If you have spent equal time with both parents, then report the guardian who has contributed the most financial support over the past 12 months. If they are divorced and still live together, then you are able to report both guardians on the FAFSA.
4. Find Out the Relevant Financial Details of Your Parents’ Divorce
Finances can be an uncomfortable subject, and even more so when discussing financials pertaining to your parents’ divorce. Unfortunately, you’ll need to dig into those details in order to apply for financial aid.
Explaining why you need the information, and how it can help you, might help to get the ball rolling.
5. Understand That Recent Divorces Are Often More Complicated
Divorces are highly emotionally charged; there is often a sense of loss, sadness, or even anger involved.
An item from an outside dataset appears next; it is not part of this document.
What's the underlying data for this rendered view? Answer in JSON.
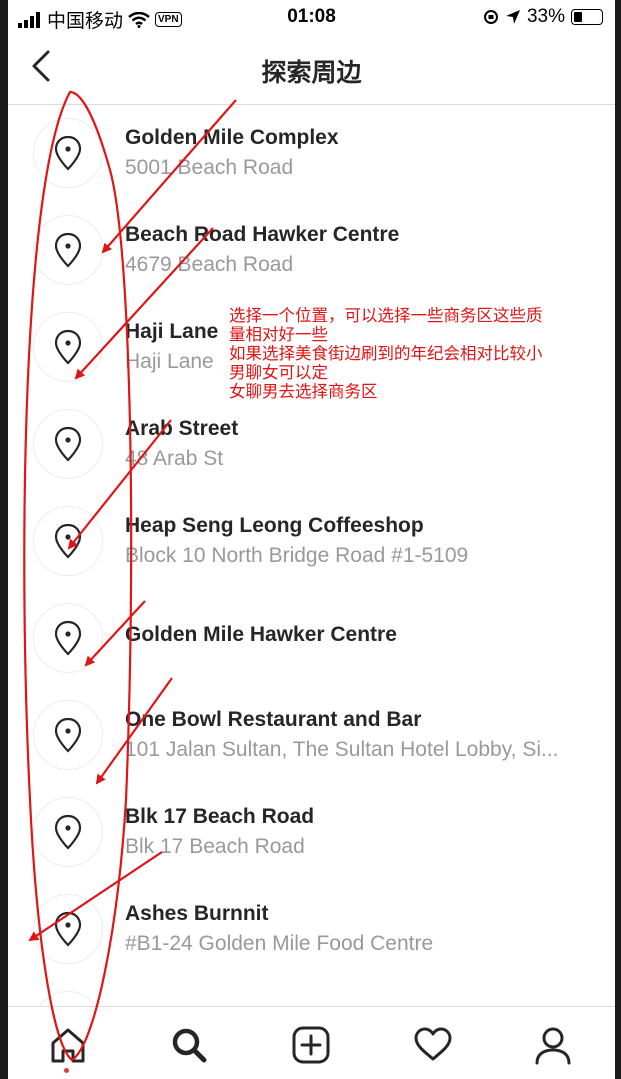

It may also take several years to iron out all of the financial entanglements.
If your parents’ divorce occurred within the last two or three years, expect that it may be more complicated to figure out all of the finances involved and where they stand as you fill out your FAFSA.
When it comes to your financial aid, there’s no way around it—having divorced parents can complicate matters.
If you take the time to talk openly with your parents, understand their situation, and also understand what the FAFSA requires, however, you can alleviate much of the discomfort. Most importantly, you can get the financial aid you need for school.
Author: Jeanette Perez